# Available data
▬▬▬▬▬▬▬▬▬▬

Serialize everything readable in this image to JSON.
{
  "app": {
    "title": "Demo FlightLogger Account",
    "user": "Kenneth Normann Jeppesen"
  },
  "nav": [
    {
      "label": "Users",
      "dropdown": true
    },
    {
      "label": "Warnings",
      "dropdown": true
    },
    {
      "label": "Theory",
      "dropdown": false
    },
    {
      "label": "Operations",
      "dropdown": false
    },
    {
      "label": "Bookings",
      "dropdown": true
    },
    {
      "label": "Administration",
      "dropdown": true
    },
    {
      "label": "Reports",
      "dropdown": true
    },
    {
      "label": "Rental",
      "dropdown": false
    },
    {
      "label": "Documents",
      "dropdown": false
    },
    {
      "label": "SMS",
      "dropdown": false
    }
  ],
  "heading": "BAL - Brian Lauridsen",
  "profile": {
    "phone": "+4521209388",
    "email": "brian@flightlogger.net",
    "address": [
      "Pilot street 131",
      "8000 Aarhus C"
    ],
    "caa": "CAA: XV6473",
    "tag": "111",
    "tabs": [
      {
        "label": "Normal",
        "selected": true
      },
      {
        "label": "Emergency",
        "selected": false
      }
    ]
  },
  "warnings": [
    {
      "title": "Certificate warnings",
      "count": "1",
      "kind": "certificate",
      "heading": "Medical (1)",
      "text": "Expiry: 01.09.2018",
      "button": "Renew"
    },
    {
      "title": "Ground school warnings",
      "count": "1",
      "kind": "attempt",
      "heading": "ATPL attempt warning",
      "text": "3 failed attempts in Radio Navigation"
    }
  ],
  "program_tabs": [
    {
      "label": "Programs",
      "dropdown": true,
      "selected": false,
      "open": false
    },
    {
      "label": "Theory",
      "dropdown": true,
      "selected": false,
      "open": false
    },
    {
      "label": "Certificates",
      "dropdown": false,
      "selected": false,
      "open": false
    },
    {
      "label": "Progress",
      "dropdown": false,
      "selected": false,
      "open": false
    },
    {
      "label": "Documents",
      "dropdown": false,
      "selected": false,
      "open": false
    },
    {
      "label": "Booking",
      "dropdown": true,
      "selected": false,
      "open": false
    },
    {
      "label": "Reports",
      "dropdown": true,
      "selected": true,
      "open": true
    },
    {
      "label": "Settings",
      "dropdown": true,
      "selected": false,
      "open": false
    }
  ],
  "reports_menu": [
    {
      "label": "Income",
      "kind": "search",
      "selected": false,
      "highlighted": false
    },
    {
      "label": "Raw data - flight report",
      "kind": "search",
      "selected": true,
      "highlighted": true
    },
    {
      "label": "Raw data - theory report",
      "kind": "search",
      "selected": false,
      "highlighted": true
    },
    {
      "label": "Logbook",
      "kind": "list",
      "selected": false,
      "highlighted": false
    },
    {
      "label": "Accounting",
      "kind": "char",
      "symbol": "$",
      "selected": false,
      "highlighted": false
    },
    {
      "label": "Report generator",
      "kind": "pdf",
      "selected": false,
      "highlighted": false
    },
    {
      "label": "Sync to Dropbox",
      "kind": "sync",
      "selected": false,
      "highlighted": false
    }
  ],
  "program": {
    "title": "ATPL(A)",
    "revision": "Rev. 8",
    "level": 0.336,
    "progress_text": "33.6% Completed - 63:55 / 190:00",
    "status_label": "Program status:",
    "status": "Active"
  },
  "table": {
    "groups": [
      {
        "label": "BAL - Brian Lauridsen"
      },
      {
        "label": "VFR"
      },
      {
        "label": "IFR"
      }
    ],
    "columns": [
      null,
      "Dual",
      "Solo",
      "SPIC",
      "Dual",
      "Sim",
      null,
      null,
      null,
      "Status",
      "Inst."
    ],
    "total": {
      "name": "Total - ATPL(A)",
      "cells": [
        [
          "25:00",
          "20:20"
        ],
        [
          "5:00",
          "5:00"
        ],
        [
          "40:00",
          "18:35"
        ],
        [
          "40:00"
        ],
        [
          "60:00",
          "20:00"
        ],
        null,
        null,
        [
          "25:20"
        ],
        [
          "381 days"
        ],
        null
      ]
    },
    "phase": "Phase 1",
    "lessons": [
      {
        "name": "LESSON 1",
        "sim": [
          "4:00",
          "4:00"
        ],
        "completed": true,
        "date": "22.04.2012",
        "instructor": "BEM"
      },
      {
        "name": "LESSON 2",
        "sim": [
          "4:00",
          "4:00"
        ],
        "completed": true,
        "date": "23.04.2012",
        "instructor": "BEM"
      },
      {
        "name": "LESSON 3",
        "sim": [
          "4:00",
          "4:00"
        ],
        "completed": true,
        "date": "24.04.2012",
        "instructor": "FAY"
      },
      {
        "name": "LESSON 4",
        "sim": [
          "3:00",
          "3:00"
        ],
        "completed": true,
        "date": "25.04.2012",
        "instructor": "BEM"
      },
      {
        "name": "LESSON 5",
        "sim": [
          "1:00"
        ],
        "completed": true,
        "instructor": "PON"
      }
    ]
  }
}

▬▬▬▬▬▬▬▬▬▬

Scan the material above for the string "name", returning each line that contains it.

      "name": "Total - ATPL(A)",
        "name": "LESSON 1",
        "name": "LESSON 2",
        "name": "LESSON 3",
        "name": "LESSON 4",
        "name": "LESSON 5",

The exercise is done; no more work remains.